I have to admit that I really felt the cold of the water, this made a little bit nervous about the swim and it was no help to me that the water was so dark at the same time. But I did my best to put these concerns to the back of my mind! While swimming around the first corner of the Island, Cooslahan Point, there were flocks of birds (guillemots, razorbills and so on) flying around me. However, the view underneath me was not so pleasant! Jellyfish of all kinds were coming into my view, including some that were entirely new to me… I’ve neglected to mention until now – we were going around the Island in a clockwise direction.

Grianghraf – Tom McCarthy

Swimming south-west at Cooslahan Point.

Grianghraf – Tom McCarthy

Waves breaking over Carriglure, I’m in there somewhere!

The next way-marker was Carriglure, a large rock situated just below the surface of the water a few metres from the bottom of the cliffs. The waves were breaking over the top of the rock that day and I didn’t want to swim between it and the cliff at all, but John told me that it would make much more sense if I did. So, I did it, undoubtedly with great hesitation, but the  way through was a lot shorter than it would have been had I swum on the outside of it. After meeting up with the boat I had my first feed. What is in the feed is a 4:1 carbohydrate to protein formula with some warm water – High5 is the name of my feed of choice.

Grianghraf – Tom McCarthy

Crossing the mouth of the South Harbour, no sign of the seals or dolphins…

It wasn’t long before we had reached Pointanbullig and were just about to cross the South Harbour. I’m told that there were seals and dolphins swimming around me at this point but, unfortunately, I didn’t see any of them myself! I didn’t take us very long to cross the South Harbour but as we were progressing the waves were getting bigger. Having reached Blananarragaun, the most southerly point on the Island, there was a heavy swell. From time to time, I could see the Fastnet Rock, Carraig Aonair in Irish, over the tops of the waves. This song kept coming into my head whenever I saw the famous rock.
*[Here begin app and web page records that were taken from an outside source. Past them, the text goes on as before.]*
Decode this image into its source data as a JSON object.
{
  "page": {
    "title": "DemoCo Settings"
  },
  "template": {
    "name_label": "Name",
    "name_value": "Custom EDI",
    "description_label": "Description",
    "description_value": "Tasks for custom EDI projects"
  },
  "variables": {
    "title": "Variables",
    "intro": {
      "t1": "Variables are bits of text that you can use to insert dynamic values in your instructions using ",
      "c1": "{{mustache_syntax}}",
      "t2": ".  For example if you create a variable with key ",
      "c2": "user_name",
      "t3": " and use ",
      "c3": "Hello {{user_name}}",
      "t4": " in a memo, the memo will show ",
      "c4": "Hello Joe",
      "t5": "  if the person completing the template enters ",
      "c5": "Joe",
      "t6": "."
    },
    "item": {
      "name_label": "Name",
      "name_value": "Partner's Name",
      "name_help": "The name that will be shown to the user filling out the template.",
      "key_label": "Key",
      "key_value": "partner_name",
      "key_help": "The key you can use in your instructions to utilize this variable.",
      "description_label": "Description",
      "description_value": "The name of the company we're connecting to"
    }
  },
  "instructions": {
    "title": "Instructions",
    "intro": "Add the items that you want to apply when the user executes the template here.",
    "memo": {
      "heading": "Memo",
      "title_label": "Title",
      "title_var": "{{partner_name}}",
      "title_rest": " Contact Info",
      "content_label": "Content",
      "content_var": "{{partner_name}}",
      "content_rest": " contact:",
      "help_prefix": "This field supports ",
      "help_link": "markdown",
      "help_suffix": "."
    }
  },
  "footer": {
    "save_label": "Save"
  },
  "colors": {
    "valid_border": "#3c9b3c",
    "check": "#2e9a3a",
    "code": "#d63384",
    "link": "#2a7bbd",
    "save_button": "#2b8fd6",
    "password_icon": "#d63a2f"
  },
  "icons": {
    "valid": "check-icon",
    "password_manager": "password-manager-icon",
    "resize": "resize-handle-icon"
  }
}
Looking out to the Fastnet, often alluded to as the Teardrop of Ireland, it is hard not to think about the many people who lost their lives in the seas around it over the last hundred years or so. After  a while, we were at the imposing Bill of Cape! I was very happy having reached this point because it meant that I had more than half of the swim done. There was a lot of foam on the water at this point due to the action of the Atlantic swells on the rocks, but this didn’t bother me too much as I have plenty of experience with foam and the like from swimming at  Sandycove in Kinsale.

Grianghraf – Tom McCarthy

Swimming through the foam at the Bill of Cape.

We left the Bill of Cape behind us and began heading north-east again. It wasn’t long before Dún an Óir Castle (the castle of the O’Driscoll Clan) came into view. Before long, we were at the North Harbour, where the Cape Clear ferry comes ashore. It was here that we began to get some shelter from the waves, but the downside to this was that the jellies were taking relief here also and I got a few fine stings from them! The swim began much easier after this as we were in the lee of the Island and the tidal currents were giving us some assistance…

Grianghraf – Tom McCarthy

Swimming a few hundred metres out from Dún an Óir, the sun comes out at last!

Coming around the last corner of the swim, the current was like a river flowing through the Gascanane Sound! After spending 3 hours 47 minutes 32 seconds in the water, I landed back at the slipway in Comillane. Until now, no one had told me the temperature of the water – 11.5ºC – I was very glad that I didn’t know that before the swim! Once I was dressed again, a few of the men that were on the boat went diving for a short while and Tom swam into a sea cave while we were waiting! All that done, we headed back to Baltimore after a very successful day.

Related Articles:

Advertisements

Your Comment:

Fill in your details below or click an icon to log in:

WordPress.com Logo

You are commenting using your WordPress.com account. Log Out /  Change )

Google+ photo

You are commenting using your Google+ account. Log Out /  Change )

Twitter picture

You are commenting using your Twitter account. Log Out /  Change )

Facebook photo

You are commenting using your Facebook account. Log Out /  Change )

Connecting to %s